The Cavan Burren is a plantation forest within the Marble Arch Caves UNESCO Global Geopark overlay along the Republic of Ireland and Northern Ireland border. The exposure of Cavan Burren’s "relict landscape" resulted from a 2012 partial clear fell. Our multidisciplinary team of researchers in architecture, technology, ecology, fine arts, and archaeology investigated domestic architecture reflected in three stone configurations: circular/semicircular sites, rectangular sites, and tomb structures. We also investigated human action on pedestal boulders (PBs), which had been modified by sculpting, splitting, and cutting away. Our first goal was to show human action on structures by using three-dimensional (3D) analyses to investigate relationships among cast-off pieces and resulting modified boulders. Our second goal was to compare our findings with those from Ancient Near East regions, particularly Cisjordan and Transjordan, to explore possible sociocultural parallels. Photographs of artifacts were taken from different angles, organized sequentially, and stitched together via specialized software to create 3D models with photorealistic textures.

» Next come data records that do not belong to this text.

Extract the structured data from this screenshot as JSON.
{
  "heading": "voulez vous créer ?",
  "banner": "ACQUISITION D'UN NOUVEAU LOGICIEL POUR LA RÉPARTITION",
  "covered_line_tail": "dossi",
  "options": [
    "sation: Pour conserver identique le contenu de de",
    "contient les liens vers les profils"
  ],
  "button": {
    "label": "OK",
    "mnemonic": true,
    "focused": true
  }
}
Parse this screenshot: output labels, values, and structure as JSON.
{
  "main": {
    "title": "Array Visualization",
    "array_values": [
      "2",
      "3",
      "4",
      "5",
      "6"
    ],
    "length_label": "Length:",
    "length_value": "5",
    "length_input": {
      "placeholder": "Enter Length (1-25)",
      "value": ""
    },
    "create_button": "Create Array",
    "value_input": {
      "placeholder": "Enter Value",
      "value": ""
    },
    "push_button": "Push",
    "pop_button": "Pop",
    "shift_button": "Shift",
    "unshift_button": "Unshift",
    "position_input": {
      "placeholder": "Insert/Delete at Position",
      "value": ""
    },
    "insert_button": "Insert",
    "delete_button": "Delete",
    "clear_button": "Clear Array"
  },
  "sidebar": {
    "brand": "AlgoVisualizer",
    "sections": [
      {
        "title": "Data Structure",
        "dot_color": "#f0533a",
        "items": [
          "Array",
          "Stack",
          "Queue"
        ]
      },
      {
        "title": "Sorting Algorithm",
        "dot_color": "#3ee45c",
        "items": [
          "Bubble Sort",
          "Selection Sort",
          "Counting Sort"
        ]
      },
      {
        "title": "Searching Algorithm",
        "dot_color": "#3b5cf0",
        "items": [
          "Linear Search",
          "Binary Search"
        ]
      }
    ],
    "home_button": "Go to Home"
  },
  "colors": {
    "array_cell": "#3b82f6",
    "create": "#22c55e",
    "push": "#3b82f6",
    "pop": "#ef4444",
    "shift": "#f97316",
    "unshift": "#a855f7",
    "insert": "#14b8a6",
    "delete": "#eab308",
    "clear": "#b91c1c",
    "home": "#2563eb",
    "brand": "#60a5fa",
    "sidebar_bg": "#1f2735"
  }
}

We also used fine-art (drawing/painting) techniques to render objects in situ, to gain deeper detail than obtained by modern photography alone. We digitally manipulated 3D images to test-fit cast-off remains with split-pedestal boulders and to understand how monuments were made, worked, and assembled. Digital analyses suggest that certain matched sets of boulder parts, previously split and exposed to the same weathering effects, were worked by human action. Comparative analyses suggest that small, circular rings of moderate-sized stones, designated on mapping as Hut Sites, were likely places of cultic activity near tomb structures.